First the scoreboard:
And now the top stories:
- China, the second largest economy and arguably the most important global growth driver in the world, reported another weak economic number. The HSBC Flash China Manufacturing PMI number dipped to 48.7, down from 49.3 in April. A reading below 50 indicates contraction in the sector.
- Citing unnamed officials, Bloomberg reported that China's banks would miss their lending targets for the first time in seven years. This only added to concerns that China's economy would slow to what would eventually be a hard economic landing. "There is enormous denial over the Chinese economy," wrote Sean Darby, Jefferies' global equity strategist. Darby is particularly concerned about evidence pointing to evaporating working capital in the country. "On many 'on-the ground' measures of economic growth, GDP is trending well below 7 percent," he wrote.
- The world continues to worry about the Greek debt crisis. In particular, people are watching for clues as to how the upcoming Greek elections will unfold. Should the left-wing SYRIZA party gain ground, the odds of a Greek exit from the eurozone increase. In the event of a disorderly exit, oil price could plunge, writes Bank of America's Francisco Blanch.

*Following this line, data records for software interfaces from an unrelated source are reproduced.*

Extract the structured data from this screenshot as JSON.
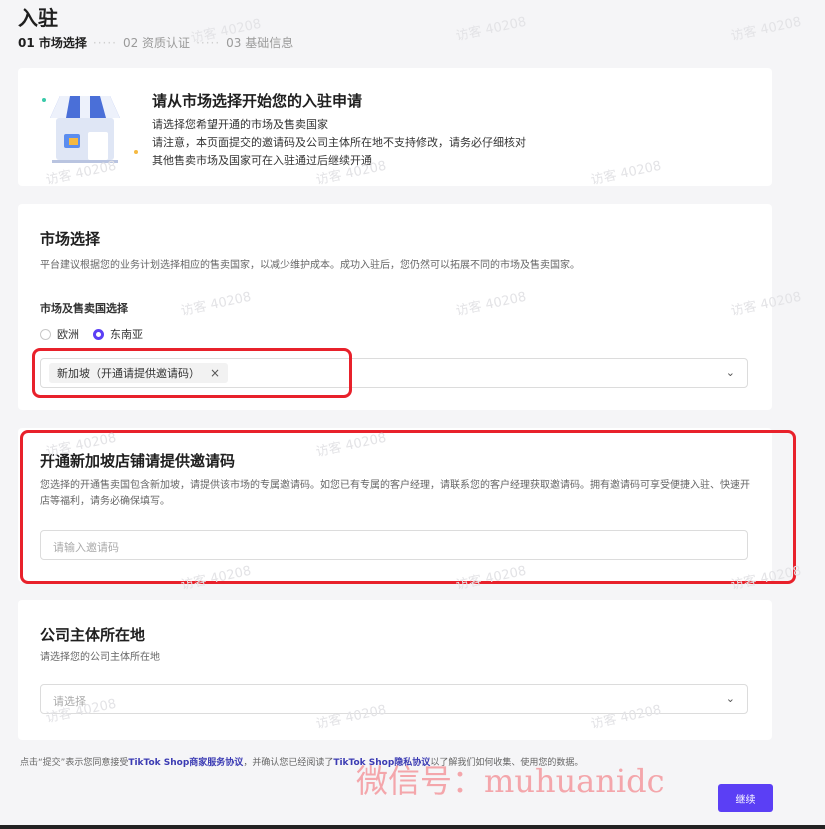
{
  "header": {
    "title": "入驻",
    "steps": [
      {
        "label": "01 市场选择",
        "active": true
      },
      {
        "label": "02 资质认证",
        "active": false
      },
      {
        "label": "03 基础信息",
        "active": false
      }
    ],
    "step_separator": "·····"
  },
  "intro": {
    "title": "请从市场选择开始您的入驻申请",
    "lines": [
      "请选择您希望开通的市场及售卖国家",
      "请注意，本页面提交的邀请码及公司主体所在地不支持修改，请务必仔细核对",
      "其他售卖市场及国家可在入驻通过后继续开通"
    ]
  },
  "market": {
    "title": "市场选择",
    "description": "平台建议根据您的业务计划选择相应的售卖国家，以减少维护成本。成功入驻后，您仍然可以拓展不同的市场及售卖国家。",
    "field_label": "市场及售卖国选择",
    "options": [
      {
        "label": "欧洲",
        "selected": false
      },
      {
        "label": "东南亚",
        "selected": true
      }
    ],
    "selected_tag": "新加坡（开通请提供邀请码）",
    "tag_close": "×"
  },
  "invite": {
    "title": "开通新加坡店铺请提供邀请码",
    "description": "您选择的开通售卖国包含新加坡，请提供该市场的专属邀请码。如您已有专属的客户经理，请联系您的客户经理获取邀请码。拥有邀请码可享受便捷入驻、快速开店等福利，请务必确保填写。",
    "placeholder": "请输入邀请码"
  },
  "company": {
    "title": "公司主体所在地",
    "description": "请选择您的公司主体所在地",
    "placeholder": "请选择"
  },
  "footer": {
    "prefix": "点击“提交”表示您同意接受",
    "link1": "TikTok Shop商家服务协议",
    "middle": "，并确认您已经阅读了",
    "link2": "TikTok Shop隐私协议",
    "suffix": "以了解我们如何收集、使用您的数据。"
  },
  "continue_label": "继续",
  "chevron": "⌄",
  "watermark": {
    "id_text": "访客 40208",
    "wechat": "微信号：muhuanidc"
  },
  "colors": {
    "accent": "#5b3ff5",
    "highlight_red": "#e8212b",
    "background": "#f5f5f7"
  }
}
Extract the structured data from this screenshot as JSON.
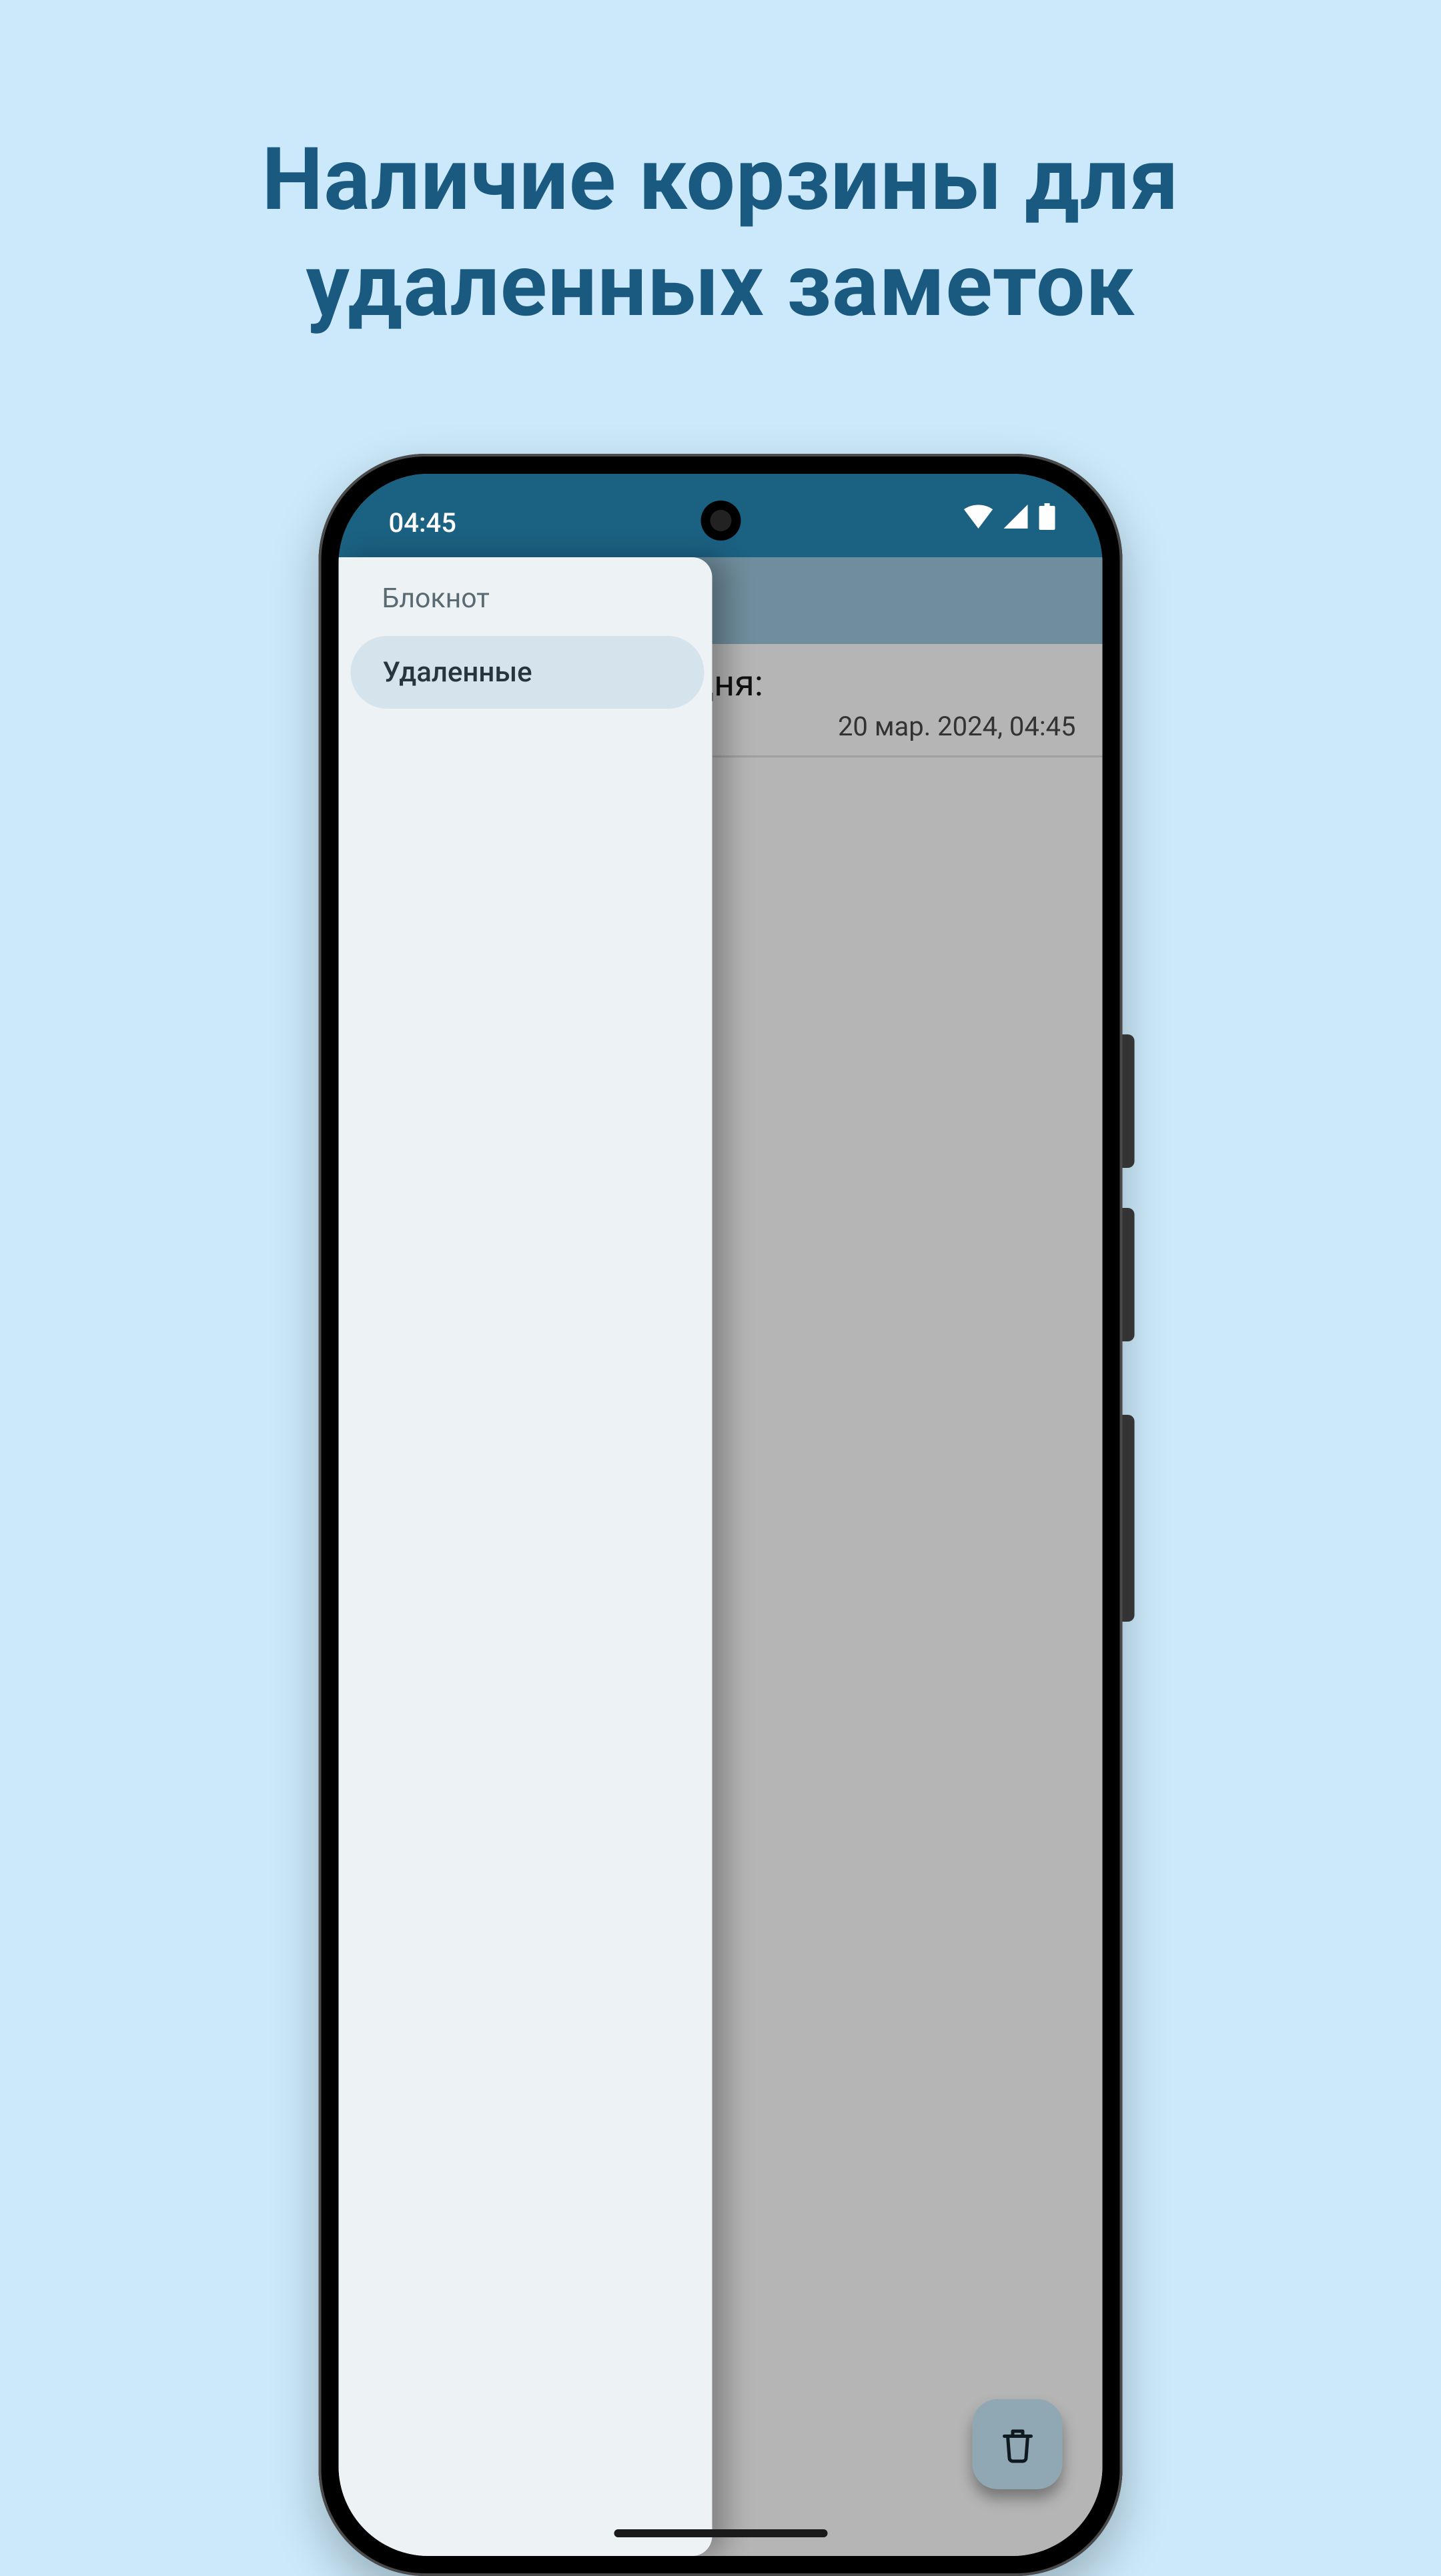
{
  "headline": "Наличие корзины для удаленных заметок",
  "status": {
    "time": "04:45"
  },
  "drawer": {
    "items": [
      {
        "label": "Блокнот",
        "selected": false
      },
      {
        "label": "Удаленные",
        "selected": true
      }
    ]
  },
  "note": {
    "title_fragment": "дня:",
    "date": "20 мар. 2024, 04:45"
  },
  "fab": {
    "icon": "trash-icon"
  }
}
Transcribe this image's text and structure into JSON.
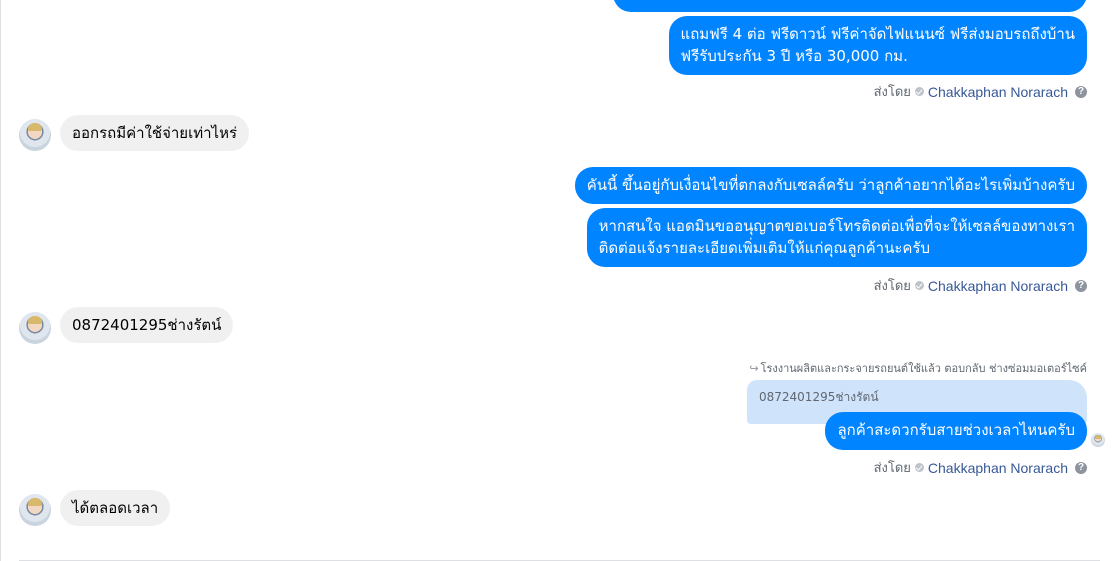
{
  "messages": {
    "top_bubble": {
      "line1": "แถมฟรี 4 ต่อ ฟรีดาวน์ ฟรีค่าจัดไฟแนนซ์ ฟรีส่งมอบรถถึงบ้าน",
      "line2": "ฟรีรับประกัน 3 ปี หรือ 30,000 กม."
    },
    "incoming1": "ออกรถมีค่าใช้จ่ายเท่าไหร่",
    "out2": "คันนี้ ขึ้นอยู่กับเงื่อนไขที่ตกลงกับเซลล์ครับ ว่าลูกค้าอยากได้อะไรเพิ่มบ้างครับ",
    "out3": {
      "line1": "หากสนใจ แอดมินขออนุญาตขอเบอร์โทรติดต่อเพื่อที่จะให้เซลล์ของทางเรา",
      "line2": "ติดต่อแจ้งรายละเอียดเพิ่มเติมให้แก่คุณลูกค้านะครับ"
    },
    "incoming2": "0872401295ช่างรัตน์",
    "reply_label": "โรงงานผลิตและกระจายรถยนต์ใช้แล้ว ตอบกลับ ช่างซ่อมมอเตอร์ไซค์",
    "quoted_text": "0872401295ช่างรัตน์",
    "out4": "ลูกค้าสะดวกรับสายช่วงเวลาไหนครับ",
    "incoming3": "ได้ตลอดเวลา"
  },
  "sent_by": {
    "prefix": "ส่งโดย",
    "name": "Chakkaphan Norarach",
    "help": "?"
  },
  "colors": {
    "outgoing_bubble": "#0084ff",
    "incoming_bubble": "#f1f0f0",
    "quoted_bubble": "#cfe3fb",
    "sender_name": "#385898"
  },
  "icons": {
    "sent_check": "check-circle-icon",
    "help": "question-circle-icon",
    "reply": "reply-arrow-icon"
  }
}
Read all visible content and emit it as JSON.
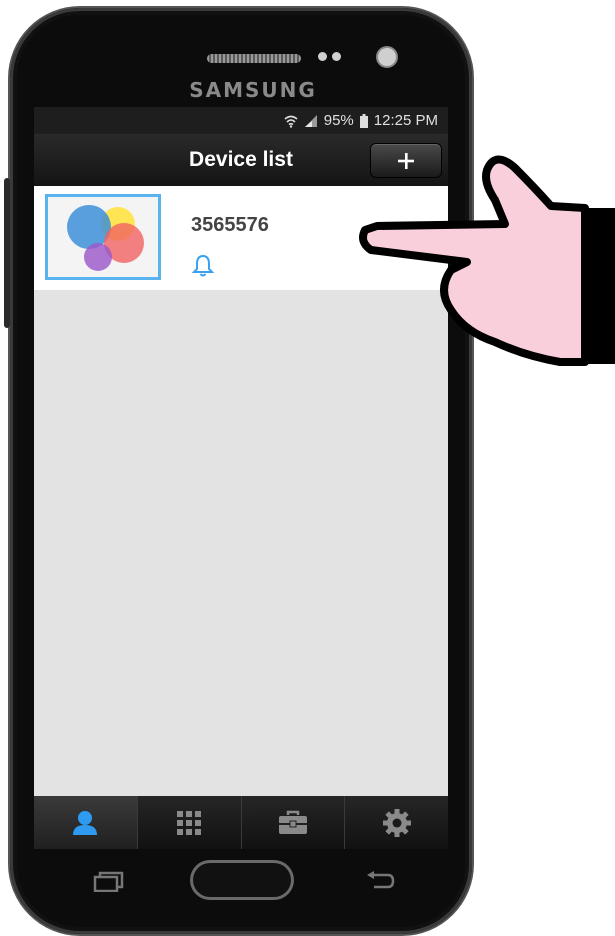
{
  "device": {
    "brand": "SAMSUNG"
  },
  "status_bar": {
    "battery": "95%",
    "time": "12:25 PM",
    "icons": [
      "wifi-icon",
      "signal-icon",
      "battery-icon"
    ]
  },
  "header": {
    "title": "Device list",
    "add_button_icon": "plus-icon"
  },
  "devices": [
    {
      "name": "3565576",
      "icon": "bell-icon",
      "thumbnail": "colorful-circles-logo"
    }
  ],
  "tab_bar": {
    "tabs": [
      {
        "icon": "person-icon",
        "active": true
      },
      {
        "icon": "grid-icon",
        "active": false
      },
      {
        "icon": "toolbox-icon",
        "active": false
      },
      {
        "icon": "gear-icon",
        "active": false
      }
    ]
  },
  "colors": {
    "accent": "#3aa0f0",
    "thumb_border": "#58b3ee",
    "hand_fill": "#f9cfdc"
  }
}
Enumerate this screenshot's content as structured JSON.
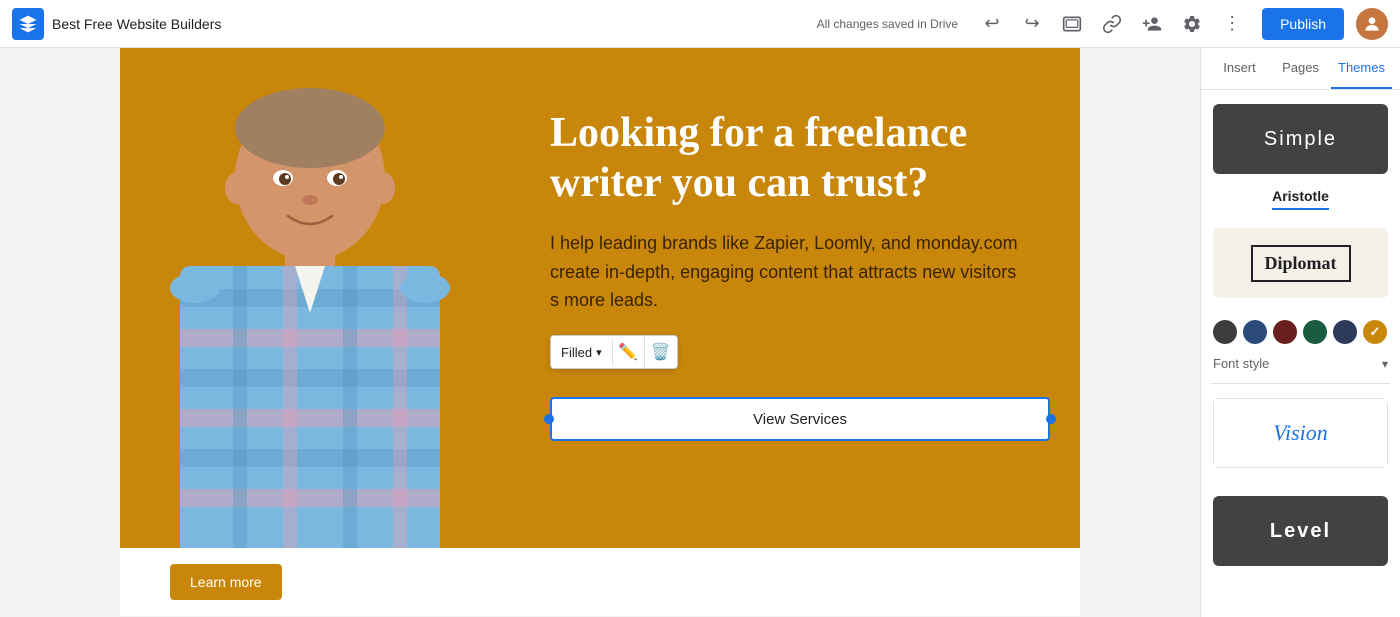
{
  "topbar": {
    "logo_icon": "G",
    "title": "Best Free Website Builders",
    "status": "All changes saved in Drive",
    "publish_label": "Publish",
    "avatar_label": "U"
  },
  "hero": {
    "heading": "Looking for a freelance writer you can trust?",
    "subtext": "I help leading brands like Zapier, Loomly, and monday.com create in-depth, engaging content that attracts new visitors",
    "subtext2": "s more leads.",
    "background_color": "#c8870a",
    "button_label": "View Services",
    "button_style": "Filled"
  },
  "bottom": {
    "learn_more_label": "Learn more"
  },
  "right_panel": {
    "tabs": [
      {
        "label": "Insert",
        "active": false
      },
      {
        "label": "Pages",
        "active": false
      },
      {
        "label": "Themes",
        "active": true
      }
    ],
    "themes": [
      {
        "name": "simple",
        "label": "Simple"
      },
      {
        "name": "aristotle",
        "label": "Aristotle",
        "selected": true
      },
      {
        "name": "diplomat",
        "label": "Diplomat"
      },
      {
        "name": "vision",
        "label": "Vision"
      },
      {
        "name": "level",
        "label": "Level"
      }
    ],
    "swatches": [
      {
        "color": "#3c3c3c",
        "selected": false
      },
      {
        "color": "#2c4a7a",
        "selected": false
      },
      {
        "color": "#6b2020",
        "selected": false
      },
      {
        "color": "#1a5c40",
        "selected": false
      },
      {
        "color": "#2c3a5a",
        "selected": false
      },
      {
        "color": "#c8870a",
        "selected": true
      }
    ],
    "font_style_label": "Font style",
    "font_style_value": ""
  }
}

- Today was the release of the first Markit US Flash PMI number, and it wasn't bad. The metric came in at 53.9, which suggests expansion in the industry.
- Last night, Hewlett-Packard announced fiscal Q2 earnings that beat Wall Street's expectations. However, the big headline was that management announced plans to cut 27,000 jobs or 8 percent of the total headcount.
- HP's unexpected job cut announcement came in contrast to the relatively benign jobless claims number. Last week, initial claims were flat at 370k, which was exactly in line with economists' expectations.
- Durable goods orders excluding transportation unexpectedly fell 0.6 percent. Economists were looking for a 0.8 percent gain. EXCLUSIVE: Gary Shilling Says Everyone Raving About The US Manufacturing Renaissance Is Overlooking One Key Detail >
- Meanwhile, the Facebook IPO fail saga continues. The Wall Street Journal revealed that Capital Research & Management and Fidelity Investment among the big investors who benefited from selectively disclosed information. Facebook's lead underwriter Morgan Stanley is reportedly blaming Business Insider editor Henry Blodget of playing a role in the IPO scandal. Here Are The 25 Biggest IPOs In American History >
- Don't Miss: THE GLOBAL 20: The Big Trends That Are Changing The World >
More From Business Insider